There are many reasons why we as Christians have a special regard for the land of Israel. The land of Israel is the birthplace of our faith. Most of the writers of the Bible lived at some time in the land of Israel. And, at this time of year, we remember that Jesus Christ was born in the land of Israel in the little town of Bethlehem.

The passage that we are looking at today is a call to prayer for the city of Jerusalem, the capital of Israel. Most scholars agree that this psalm was written by David, the first king of Israel, who established the city of Jerusalem as the capital of the nation.

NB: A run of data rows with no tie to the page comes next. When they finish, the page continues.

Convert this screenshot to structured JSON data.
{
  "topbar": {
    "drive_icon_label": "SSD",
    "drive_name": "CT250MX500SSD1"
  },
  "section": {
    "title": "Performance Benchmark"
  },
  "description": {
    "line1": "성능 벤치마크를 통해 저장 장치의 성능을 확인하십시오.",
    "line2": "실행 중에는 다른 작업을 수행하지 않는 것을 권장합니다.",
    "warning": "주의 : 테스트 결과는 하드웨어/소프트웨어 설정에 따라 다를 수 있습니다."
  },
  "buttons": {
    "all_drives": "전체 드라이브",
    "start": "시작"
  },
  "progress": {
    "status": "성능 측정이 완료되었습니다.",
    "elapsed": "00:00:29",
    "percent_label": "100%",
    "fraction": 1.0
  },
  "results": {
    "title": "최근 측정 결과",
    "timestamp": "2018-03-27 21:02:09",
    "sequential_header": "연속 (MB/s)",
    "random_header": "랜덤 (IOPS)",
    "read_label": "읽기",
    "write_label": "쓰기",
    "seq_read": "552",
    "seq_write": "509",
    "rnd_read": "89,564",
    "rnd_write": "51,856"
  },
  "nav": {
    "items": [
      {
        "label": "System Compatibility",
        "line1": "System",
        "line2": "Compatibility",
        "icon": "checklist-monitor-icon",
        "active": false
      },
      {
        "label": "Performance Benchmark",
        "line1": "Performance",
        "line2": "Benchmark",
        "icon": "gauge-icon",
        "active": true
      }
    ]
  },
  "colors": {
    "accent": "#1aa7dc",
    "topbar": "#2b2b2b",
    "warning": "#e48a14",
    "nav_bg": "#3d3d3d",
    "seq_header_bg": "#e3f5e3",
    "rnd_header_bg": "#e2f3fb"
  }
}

In this psalm, we are specifically called to “pray for the peace of Jerusalem.” The Hebrew word for peace is “shalom”. It is often used as a greeting in Israel. It is interesting to note that the name Jerusalem means “teaching of peace.” Ironically, Jerusalem has been anything but peaceful from Bible times until now. David took the city from the Canaanites who lived there, after that, it has been ruled by the Babylonians, the Persians, the Romans, the Muslims, the Turks, the British, the Jordanians, and now, it is back in the hands of the Jewish people. But the status of the city is still contested. Palestine says it wants Jerusalem for its capital, and many nations of the world have yet to recognize Jerusalem as the official, permanent capital of Israel.

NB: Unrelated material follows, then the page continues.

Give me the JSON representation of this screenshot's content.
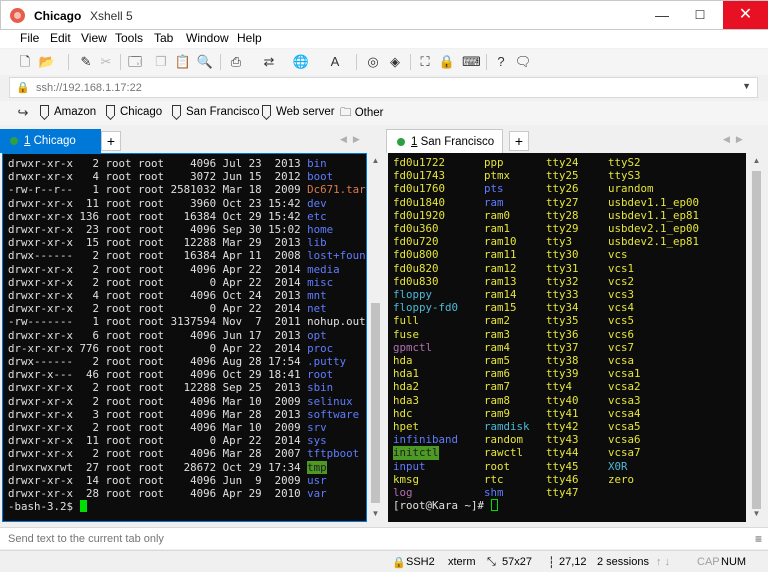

Today, the call to pray for the peace of Jerusalem is more relevant than ever. This city, which was meant to be an example of peace — a teaching of peace — to the world, is in need of prayers from the rest of the world for its peace.

Of course, Psalm 122 was not written to a Christian audience. But, today, I want us to look at three reasons why we as Christians ought to pray for the peace of Jerusalem.

1. We ought to pray for the peace of Jerusalem because it is a place of God’s special presence. David says in verse 1, “I was glad when they said unto me, Let us go into the house of the Lord.” When David captured the city of Jerusalem and made it the capital of Israel, one of the things he was eager to do was bring the Tabernacle and the Ark of the Covenant, which symbolized the presence of God, into the city.

2. We ought to pray for the peace of Jerusalem because it is a place of God’s special power. Verse 5 of this passage states, “For there are set thrones of judgment, the thrones of the house of David.” The word “thrones” denotes political power or judgment. Today, we sometimes refer to the building where government officials meet or the city where that building is located as “the seat of government.” The “seat” of government is representative of that nation’s power. David’s throne was of course literally set in Jerusalem, thus it was the seat of government for the nation of Israel. God invested power in David and his descendants to rule from Jerusalem.

3. We ought to pray for the peace of Jerusalem because it is the place of God’s special people. In verse 8, David says, “For my brethren and companions’ sakes, I will now say, Peace be within thee.” David promises to pray for the people who live in Jerusalem and who come to Jerusalem regularly. As a king, he asks God for peace for the sake of the children of Israel. We ought to pray for the peace of Jerusalem and specifically for peace for the children of Israel.

Leave a Reply

Fill in your details below or click an icon to log in:

WordPress.com Logo

You are commenting using your WordPress.com account. Log Out /  Change )

Twitter picture

You are commenting using your Twitter account. Log Out /  Change )

Facebook photo

You are commenting using your Facebook account. Log Out /  Change )

Connecting to %s